12/14/16 Millennials Are Changing Multifamily + Higher Density Housin
By System Tuesday, December 13, 2016
Update for Portland Landlords
Millennials Are Changing Multifamily
What it is:
With more than 75 million members, Millennials now outnumber Baby Boomers as the nation’s largest living generation. This has had a noticeable effect on multifamily properties as this population has different expectations and desires when it comes to their taste in housing. A common theme is that Millennials are looking for “walking amenities”. Unit size is far less important than convenience and location. Unit square footage is shrinking, but new developments are walkable to shopping, coffee shops, and work. If it is not walkable, there is an expectation of mass transit being nearby. Millennials are looking for higher quality gyms that are onsite, tech-focused amenities, and good coffee nearby. In Portland, this demographic continues to grow. In a recent survey, apartment research firm ABODO found that Millennials ranked Portland their 2nd favorite city, ranked only behind Seattle.

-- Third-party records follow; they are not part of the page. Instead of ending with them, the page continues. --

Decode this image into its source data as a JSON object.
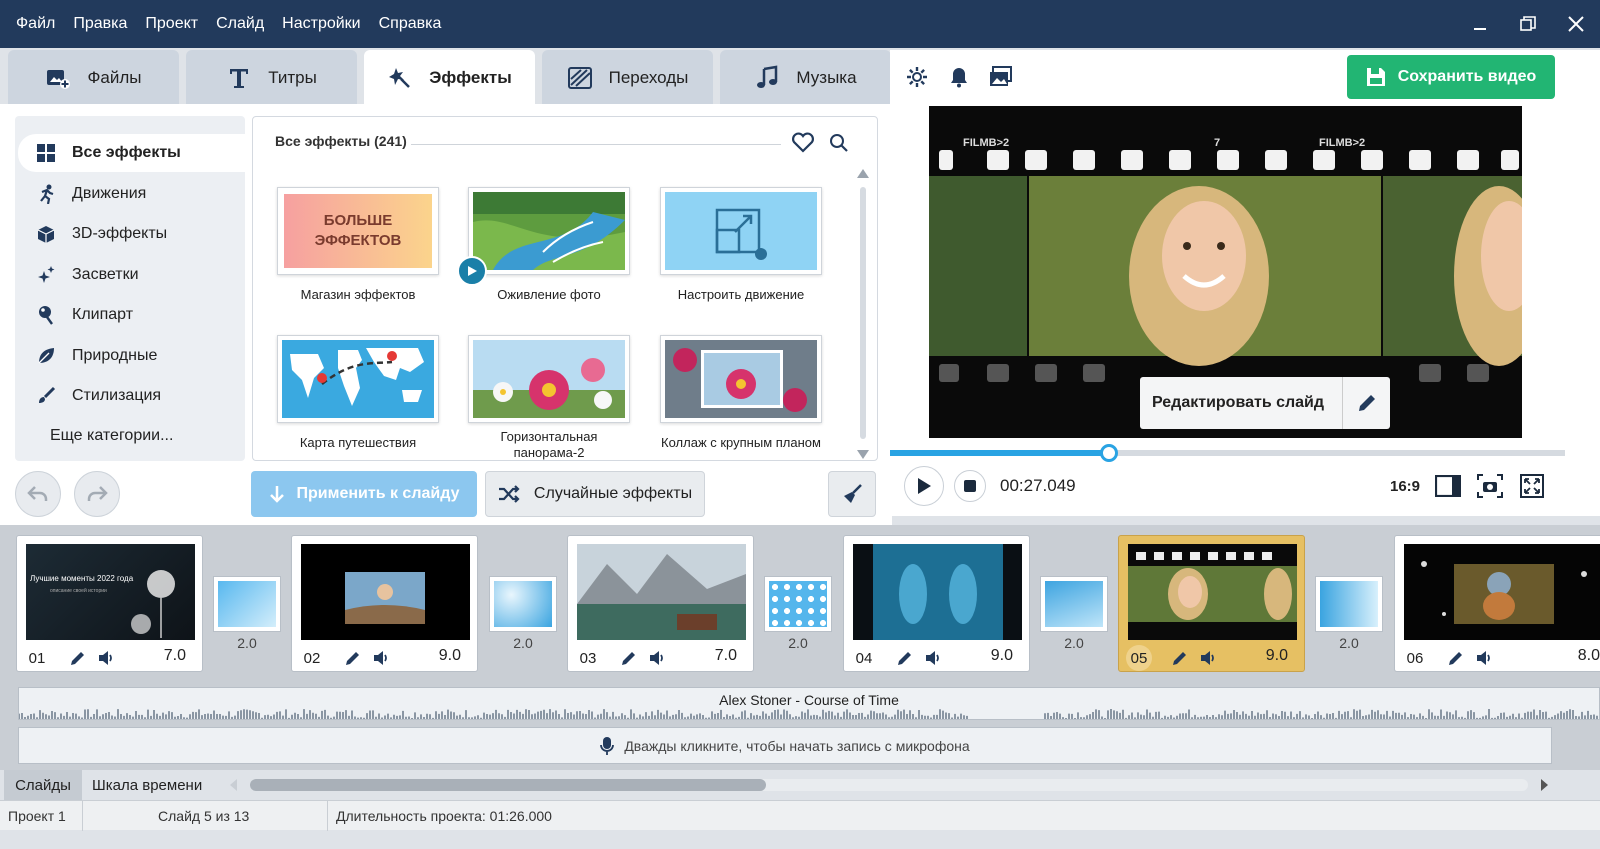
{
  "menu": [
    "Файл",
    "Правка",
    "Проект",
    "Слайд",
    "Настройки",
    "Справка"
  ],
  "tabs": [
    {
      "label": "Файлы",
      "icon": "add-photo-icon"
    },
    {
      "label": "Титры",
      "icon": "text-t-icon"
    },
    {
      "label": "Эффекты",
      "icon": "effects-star-icon",
      "active": true
    },
    {
      "label": "Переходы",
      "icon": "transition-icon"
    },
    {
      "label": "Музыка",
      "icon": "music-note-icon"
    }
  ],
  "categories": [
    {
      "label": "Все эффекты",
      "icon": "grid-icon",
      "active": true
    },
    {
      "label": "Движения",
      "icon": "running-icon"
    },
    {
      "label": "3D-эффекты",
      "icon": "cube-icon"
    },
    {
      "label": "Засветки",
      "icon": "sparkle-icon"
    },
    {
      "label": "Клипарт",
      "icon": "pin-icon"
    },
    {
      "label": "Природные",
      "icon": "leaf-icon"
    },
    {
      "label": "Стилизация",
      "icon": "brush-icon"
    },
    {
      "label": "Еще категории...",
      "icon": ""
    }
  ],
  "gallery": {
    "title": "Все эффекты (241)",
    "items": [
      {
        "label": "Магазин эффектов",
        "badge": "БОЛЬШЕ ЭФФЕКТОВ"
      },
      {
        "label": "Оживление фото"
      },
      {
        "label": "Настроить движение"
      },
      {
        "label": "Карта путешествия"
      },
      {
        "label": "Горизонтальная панорама-2"
      },
      {
        "label": "Коллаж с крупным планом"
      }
    ]
  },
  "buttons": {
    "apply": "Применить к слайду",
    "random": "Случайные эффекты",
    "save": "Сохранить видео",
    "edit_slide": "Редактировать слайд"
  },
  "player": {
    "time": "00:27.049",
    "ratio": "16:9",
    "progress": 0.325
  },
  "slides": [
    {
      "num": "01",
      "dur": "7.0",
      "caption": "Лучшие моменты 2022 года",
      "subcaption": "описание своей истории"
    },
    {
      "num": "02",
      "dur": "9.0"
    },
    {
      "num": "03",
      "dur": "7.0"
    },
    {
      "num": "04",
      "dur": "9.0"
    },
    {
      "num": "05",
      "dur": "9.0",
      "selected": true
    },
    {
      "num": "06",
      "dur": "8.0"
    }
  ],
  "transitions": [
    "2.0",
    "2.0",
    "2.0",
    "2.0",
    "2.0"
  ],
  "audio_track": "Alex Stoner - Course of Time",
  "mic_hint": "Дважды кликните, чтобы начать запись с микрофона",
  "view_tabs": [
    "Слайды",
    "Шкала времени"
  ],
  "status": {
    "project": "Проект 1",
    "slide": "Слайд 5 из 13",
    "duration": "Длительность проекта: 01:26.000"
  },
  "colors": {
    "titlebar": "#223a5c",
    "accent": "#29a3e3",
    "save": "#22b573",
    "selected_slide": "#e6c063"
  }
}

Why it’s important:
Staying in touch with what Millennials are looking for in housing is very important in the Portland market. There will be higher demand for properties near MAX routes, and in areas where we are experiencing significant job growth. Improving properties to cater to this tech-saavy demographic can also pay off, as Millennials value high speed internet connections, and properties that are wired to fit their needs.
The Portland City Council debated last week on how much single family housing will be rezoned for higher densities. The current recommendation will allow multifamily housing within ¼ of a mile of designated urban centers, corridors with frequent bus service and high capacity transit, and in housing opportunity areas such as near parks and schools. Opponents argue that the rezoning will destroy the character of existing neighborhoods, and some would prefer a smaller area to be rezoned (1/8 of a mile). A decision will likely be made by the end of December, and rezoning changes would take effect in January of 2018. Regardless of the extent of rezoning done at this time, 123,000 new households are expected here by 2035.
Why it’s important:
Many of the properties we manage may fall into this rezoning area. The potential to convert single family homes into multiplexes may result in higher property values, and the potential to redevelop properties to generate more rental income for our clients. Experts in our area say that we have a “missing middle housing” problem, with a shortage of duplexes and cottage clusters.